How you would coach someone to prepare for a difficult meeting with their supervisor? With their staff? With their peer? 

Consider these four steps to assist in developing a productive strategy for handling difficult conversations.

  • Define your role and your goal. It is important to fully understand your objective in order to craft an appropriate negotiation strategy. Is there a situation at work that is preventing you from excelling to your fullest potential? Are you trying to secure a promotion? What are your priorities, and what are you willing to compromise on?

  • Understand your value. What unique skills do you add to the team? How would the company function in light of your absence? And what would it cost the company in time, money, and energy, to replace you? Avoid thinking of these factors in a threatening light with a potential downfall to the company. Instead, consider your contributions in a positive manner: If you are already doing so much, imagine how much further you could reach with additional resources, or minimized setbacks.

  • Understand your counterpart’s vantage point. Who are you negotiating with and where are they coming from? It is important to recognize and appreciate their point of view. Does your counterpart fully understand the importance of the job that you? How can you assist them in understanding the true value of your contributions? You should also be sure to note any unspoken hierarchy present or other factors to be aware of that could affect the negotiation dynamic. 

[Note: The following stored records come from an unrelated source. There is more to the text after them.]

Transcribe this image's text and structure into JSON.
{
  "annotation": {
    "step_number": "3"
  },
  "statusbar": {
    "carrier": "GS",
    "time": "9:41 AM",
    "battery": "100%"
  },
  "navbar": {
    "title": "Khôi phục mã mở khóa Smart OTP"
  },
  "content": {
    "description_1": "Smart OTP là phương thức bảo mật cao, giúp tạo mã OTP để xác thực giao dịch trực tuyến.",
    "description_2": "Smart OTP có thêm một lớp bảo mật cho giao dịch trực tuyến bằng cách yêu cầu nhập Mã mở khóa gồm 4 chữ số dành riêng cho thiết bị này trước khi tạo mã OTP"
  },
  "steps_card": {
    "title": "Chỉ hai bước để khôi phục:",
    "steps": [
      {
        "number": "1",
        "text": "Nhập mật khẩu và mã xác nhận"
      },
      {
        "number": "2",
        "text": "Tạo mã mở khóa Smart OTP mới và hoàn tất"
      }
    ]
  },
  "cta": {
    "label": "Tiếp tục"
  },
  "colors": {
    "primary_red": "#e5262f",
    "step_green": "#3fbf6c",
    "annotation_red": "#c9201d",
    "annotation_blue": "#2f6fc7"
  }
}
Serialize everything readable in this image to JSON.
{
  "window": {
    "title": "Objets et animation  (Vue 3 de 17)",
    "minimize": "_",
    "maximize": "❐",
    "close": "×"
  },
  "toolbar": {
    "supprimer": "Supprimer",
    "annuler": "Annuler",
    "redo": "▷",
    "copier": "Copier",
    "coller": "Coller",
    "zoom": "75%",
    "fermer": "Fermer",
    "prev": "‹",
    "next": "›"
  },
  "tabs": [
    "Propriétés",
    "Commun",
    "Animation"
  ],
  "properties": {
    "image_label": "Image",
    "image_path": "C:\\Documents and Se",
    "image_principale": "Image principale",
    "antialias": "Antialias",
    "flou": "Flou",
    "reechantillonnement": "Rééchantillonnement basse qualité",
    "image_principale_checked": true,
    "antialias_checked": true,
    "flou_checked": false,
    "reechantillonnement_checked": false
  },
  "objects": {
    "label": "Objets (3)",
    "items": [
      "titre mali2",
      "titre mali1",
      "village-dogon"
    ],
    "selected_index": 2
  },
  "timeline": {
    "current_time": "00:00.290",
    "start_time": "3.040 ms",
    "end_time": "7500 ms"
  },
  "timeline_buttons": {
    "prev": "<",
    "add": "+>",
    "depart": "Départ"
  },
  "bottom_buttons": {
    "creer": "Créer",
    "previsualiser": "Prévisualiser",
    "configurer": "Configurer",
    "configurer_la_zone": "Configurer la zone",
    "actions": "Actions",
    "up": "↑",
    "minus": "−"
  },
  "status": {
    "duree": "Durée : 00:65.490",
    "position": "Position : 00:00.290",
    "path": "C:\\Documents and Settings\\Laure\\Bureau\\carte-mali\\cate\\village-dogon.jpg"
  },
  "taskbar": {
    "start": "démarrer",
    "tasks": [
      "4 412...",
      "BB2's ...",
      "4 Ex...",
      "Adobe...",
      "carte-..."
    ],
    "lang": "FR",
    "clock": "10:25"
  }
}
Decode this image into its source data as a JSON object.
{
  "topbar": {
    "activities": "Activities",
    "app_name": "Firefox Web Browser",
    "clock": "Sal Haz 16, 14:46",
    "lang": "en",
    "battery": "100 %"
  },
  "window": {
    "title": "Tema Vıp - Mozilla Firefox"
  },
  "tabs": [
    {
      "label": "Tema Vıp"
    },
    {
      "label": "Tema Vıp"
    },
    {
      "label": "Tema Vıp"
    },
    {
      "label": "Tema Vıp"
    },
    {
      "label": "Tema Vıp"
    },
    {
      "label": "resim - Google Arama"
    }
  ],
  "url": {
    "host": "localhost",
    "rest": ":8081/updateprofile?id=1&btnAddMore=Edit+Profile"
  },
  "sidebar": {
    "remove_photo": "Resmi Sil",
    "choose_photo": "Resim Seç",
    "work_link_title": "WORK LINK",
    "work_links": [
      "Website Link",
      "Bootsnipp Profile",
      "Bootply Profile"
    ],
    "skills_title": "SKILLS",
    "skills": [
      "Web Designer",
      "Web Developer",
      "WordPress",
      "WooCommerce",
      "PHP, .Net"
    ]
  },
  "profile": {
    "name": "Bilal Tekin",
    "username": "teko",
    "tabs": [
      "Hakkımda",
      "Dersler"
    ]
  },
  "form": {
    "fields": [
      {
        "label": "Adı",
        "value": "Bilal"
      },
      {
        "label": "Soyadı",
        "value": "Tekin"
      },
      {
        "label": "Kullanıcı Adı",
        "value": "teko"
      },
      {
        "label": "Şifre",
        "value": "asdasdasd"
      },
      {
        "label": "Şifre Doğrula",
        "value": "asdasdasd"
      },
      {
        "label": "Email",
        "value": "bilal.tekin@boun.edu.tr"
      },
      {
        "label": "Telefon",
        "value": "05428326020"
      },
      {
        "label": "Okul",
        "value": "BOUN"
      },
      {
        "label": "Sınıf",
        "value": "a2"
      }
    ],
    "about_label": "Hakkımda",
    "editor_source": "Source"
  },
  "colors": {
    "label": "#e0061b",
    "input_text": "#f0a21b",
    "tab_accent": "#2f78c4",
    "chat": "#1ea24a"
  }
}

  • Check in with yourself. Stress and anxiety, like any emotions, may affect your ability to calmly and rationally advocate for your position. Before commencing any negotiation, try to calm down and channel those stresses into energy to inspire your passion for success.

Negotiation success can depend on many factors, but through proper preparation and a focus on gaining the trust of your counterpart, you can open the door to value creation before the negotiation has even begun.

To further unpack how self-awareness and emotional intelligence are leading factors in negotiation, and to master these skills through practice, collaboration, and reflection, learn more about Negotiation Mastery.

Negotation Mastery -- Earn your seat at the negotation table.  Learn more!

Alexandra Spiliakos

About the Author

Alexandra is a member of the Harvard Business School Online Course Delivery Team, currently working on the Sustainable Business Strategy, Economics for Managers, Disruptive Strategy, and Negotiation Mastery courses. Alexandra holds a Bachelor of Arts degree from Wellesley College where she studied Economics and Anthropology. In her spare time, Alexandra enjoys exploring her passions for language, dance, and expanding her understanding of intercultural connectivity.